Food Feature: Bottom of the barrel
The worst show in Vegas
Before we went to Las Vegas, my publisher explained my assignment for the next week. I was prepared for the worst. I wish travel writing was all about deciding which Riviera suite has the best view or screaming at the concierge for another bottle of Dom. More often than not, you end up timing bus routes or counting people in line at hot dog stands.
"Your Vegas assignment," said my publisher, with real pity in his eyes, "is to see all the topless shows on the Strip and downtown, and rate them."
I won't bother trying to justify myself here. I took the job.
By my calculations, I saw well over 50 live, bare breasts in five days. That's an unusually high breast-per-day ratio for me. There were topless magic shows and topless impressionist shows. I watched topless dancing, topless bathing, topless comedy routines, even some topless cooking. There were large breasts, small breasts, fake breasts and natural breasts. There were breasts with glitter or feathers or little faces painted on them, even breasts that represented eyeballs bugging out of full-body foam-rubber costumes.
Believe me, I'm a devoted fan of breasts. But by the end of the week, I was beginning to understand my publisher's pity. I was losing my appreciation for breasts in general. I found myself paying more attention to the bad monologues or the pervasive use of Sting's "Desert Rose" in the music mix. Which makes it all the more unfortunate that the last show I saw was Bottoms Up at the Flamingo.
Many times when I'm reviewing entertainment, I have to suspend my personal judgment and pay more attention to crowd reaction. A fatigued travel writer is likely to be more crabby and less forgiving than a typical showgoer. This was not one of those times. Even at my most generous and diplomatic, there is no way I could describe Bottoms Up as anything less than an abomination, a fiasco of biblical proportions. Fire and brimstone are what's called for here.
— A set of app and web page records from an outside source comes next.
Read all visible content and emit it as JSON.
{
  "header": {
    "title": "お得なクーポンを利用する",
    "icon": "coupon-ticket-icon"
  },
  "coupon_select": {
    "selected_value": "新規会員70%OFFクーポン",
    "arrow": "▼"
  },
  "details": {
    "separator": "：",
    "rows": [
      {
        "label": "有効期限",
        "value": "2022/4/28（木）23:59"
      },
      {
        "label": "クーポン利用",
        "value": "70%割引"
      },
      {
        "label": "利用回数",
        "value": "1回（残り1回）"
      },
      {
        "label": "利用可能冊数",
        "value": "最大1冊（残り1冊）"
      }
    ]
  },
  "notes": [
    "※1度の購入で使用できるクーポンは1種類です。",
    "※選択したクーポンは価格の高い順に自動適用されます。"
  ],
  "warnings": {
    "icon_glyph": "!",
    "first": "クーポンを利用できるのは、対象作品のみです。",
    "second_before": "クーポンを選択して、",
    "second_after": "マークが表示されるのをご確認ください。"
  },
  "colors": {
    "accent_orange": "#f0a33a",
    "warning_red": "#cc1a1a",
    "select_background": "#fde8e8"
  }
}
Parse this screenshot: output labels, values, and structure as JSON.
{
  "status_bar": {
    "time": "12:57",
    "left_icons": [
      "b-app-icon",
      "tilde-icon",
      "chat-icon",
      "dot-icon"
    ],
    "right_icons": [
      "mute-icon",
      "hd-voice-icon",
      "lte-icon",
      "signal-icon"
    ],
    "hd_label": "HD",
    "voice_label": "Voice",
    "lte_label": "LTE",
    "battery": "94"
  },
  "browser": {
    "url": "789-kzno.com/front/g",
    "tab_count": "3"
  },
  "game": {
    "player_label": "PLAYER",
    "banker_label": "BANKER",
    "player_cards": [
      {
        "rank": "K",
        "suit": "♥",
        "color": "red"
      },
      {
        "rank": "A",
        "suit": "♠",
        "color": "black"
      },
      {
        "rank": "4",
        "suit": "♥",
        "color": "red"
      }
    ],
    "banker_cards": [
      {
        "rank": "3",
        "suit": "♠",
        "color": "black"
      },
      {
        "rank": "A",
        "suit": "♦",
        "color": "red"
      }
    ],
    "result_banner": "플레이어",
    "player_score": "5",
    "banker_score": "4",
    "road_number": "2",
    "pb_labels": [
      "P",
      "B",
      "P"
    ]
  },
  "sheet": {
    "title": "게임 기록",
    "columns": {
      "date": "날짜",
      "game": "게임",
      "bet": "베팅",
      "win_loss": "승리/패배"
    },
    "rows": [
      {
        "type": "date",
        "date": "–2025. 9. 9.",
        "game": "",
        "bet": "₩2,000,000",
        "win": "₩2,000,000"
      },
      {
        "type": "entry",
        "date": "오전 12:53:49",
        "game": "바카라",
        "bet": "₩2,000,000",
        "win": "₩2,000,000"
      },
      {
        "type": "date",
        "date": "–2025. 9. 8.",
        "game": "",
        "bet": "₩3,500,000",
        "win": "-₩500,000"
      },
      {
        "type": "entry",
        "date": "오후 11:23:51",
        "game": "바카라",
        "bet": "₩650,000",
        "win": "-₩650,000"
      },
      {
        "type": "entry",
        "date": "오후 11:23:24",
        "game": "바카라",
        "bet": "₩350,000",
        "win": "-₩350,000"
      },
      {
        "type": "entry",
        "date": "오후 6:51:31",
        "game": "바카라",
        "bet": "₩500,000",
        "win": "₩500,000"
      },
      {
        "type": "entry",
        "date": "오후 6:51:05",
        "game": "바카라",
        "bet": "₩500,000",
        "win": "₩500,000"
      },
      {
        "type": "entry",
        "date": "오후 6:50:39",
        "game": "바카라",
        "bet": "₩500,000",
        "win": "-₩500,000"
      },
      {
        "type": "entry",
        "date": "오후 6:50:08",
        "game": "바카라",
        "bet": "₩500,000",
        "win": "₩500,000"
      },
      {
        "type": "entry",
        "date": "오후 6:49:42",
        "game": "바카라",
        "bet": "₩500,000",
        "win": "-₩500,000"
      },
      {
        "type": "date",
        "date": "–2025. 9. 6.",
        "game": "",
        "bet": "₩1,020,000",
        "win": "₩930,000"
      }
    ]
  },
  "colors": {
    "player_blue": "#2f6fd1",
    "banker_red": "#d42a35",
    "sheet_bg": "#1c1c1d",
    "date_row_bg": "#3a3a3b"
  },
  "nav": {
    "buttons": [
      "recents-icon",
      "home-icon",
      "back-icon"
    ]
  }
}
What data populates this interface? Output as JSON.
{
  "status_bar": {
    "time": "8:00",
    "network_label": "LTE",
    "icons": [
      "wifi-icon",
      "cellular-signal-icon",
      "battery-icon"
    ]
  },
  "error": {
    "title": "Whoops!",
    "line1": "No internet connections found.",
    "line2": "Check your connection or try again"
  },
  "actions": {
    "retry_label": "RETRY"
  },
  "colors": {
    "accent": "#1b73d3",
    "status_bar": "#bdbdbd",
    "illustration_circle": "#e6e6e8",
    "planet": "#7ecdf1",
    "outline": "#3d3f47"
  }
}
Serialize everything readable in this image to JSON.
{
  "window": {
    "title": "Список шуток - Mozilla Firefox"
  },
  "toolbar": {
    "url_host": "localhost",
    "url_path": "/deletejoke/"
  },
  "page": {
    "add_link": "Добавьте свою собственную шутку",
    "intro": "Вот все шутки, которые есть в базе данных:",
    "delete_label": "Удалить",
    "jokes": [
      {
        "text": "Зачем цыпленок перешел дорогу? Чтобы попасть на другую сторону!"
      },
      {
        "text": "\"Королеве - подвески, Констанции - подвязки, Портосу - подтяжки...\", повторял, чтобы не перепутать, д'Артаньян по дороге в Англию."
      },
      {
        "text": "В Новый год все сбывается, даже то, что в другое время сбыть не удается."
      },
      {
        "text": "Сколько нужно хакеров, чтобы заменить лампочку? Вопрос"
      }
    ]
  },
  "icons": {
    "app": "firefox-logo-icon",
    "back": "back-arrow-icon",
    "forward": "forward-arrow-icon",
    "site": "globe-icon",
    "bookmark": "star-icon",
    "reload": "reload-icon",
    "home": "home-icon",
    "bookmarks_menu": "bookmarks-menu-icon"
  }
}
Old Testament fury.
This show has been around since 1964 in various forms, and its main instigator, alleged funnyman Breck Wall, has performed it at almost every venue in Las Vegas at one time or another. It's currently the only afternoon topless show in town, and it's by far the cheapest. Those dubious distinctions have allowed this hideous zombie to stagger into the 21st century, not unlike the bleary-eyed gamblers who stagger into Bugsy's Theatre to see it. What else have they got to do at 2 p.m. on Sunday in Las Vegas?
Not that any of this is an excuse. Bottoms Up is a giant, seeping hairball of the most corny, unfunny, dated and mind-blowingly offensive comedy material you are likely to see anywhere. Please, please don't take this as some kind of reverse endorsement — that "it's so bad it's good." Trust me, it is just very, very bad. The main culprits are star and co-producer Wall, hairpiece conveyance vehicle David Harris, fourth-string Bette Midler rip-off Sue Motsinger, and an ancient, mute mummy called Billy Smith (who might be the only object in the show older than the jokes).
The sketch comedy, songs, vaudeville and burlesque routines that make up the material are liberally dosed with Benny Hill-style titty-flashes. This and the show's inexplicable longevity are supposed to earn Bottoms Up the standing of a Las Vegas classic, but it plays more like a lesson in abject humiliation for performers and audience alike. The elderly men who headline the show simply leer and fondle the young showgirls, sometimes belting out lyrics (or lip-synching) about their vampiric lust for nubile flesh. Most of the jokes are stale enough to sound like puzzling, unintelligible artifacts from another culture, which in a sense they are. Many are directly ripped off from grade-school dirty jokes or omnipresent e-mail forwards (the priceless gem about the genealogy of the Schitt family, for example).
The apex of this horror occurs when the wizened Smith shuffles onstage costumed as a young woman, literally barefoot and pregnant. "He" lip-synchs a non-funny song about a manly stud who loved "him" and left "him," then at the conclusion, pops the pregnancy balloon under "his" dress and drops a baby doll from between "his" legs. The show-stopper is that the baby doll is black! Get it? She's an unwed mother of a mixed-race child! Now that's comedy!
Perhaps the most serious and least-performed duty of a travel writer is to warn people away from something that is just gut-wrenchingly wrong. It would be easy to give Bottoms Up a pass for its cheap ticket, time of day or Vegas nostalgia factor. But if that's what you're after, go watch a Sinatra movie, hit the buffet again or throw your $13 at the slots. You'll have a much better time, and you won't need a mid-afternoon shower to wash this stinker off your soul.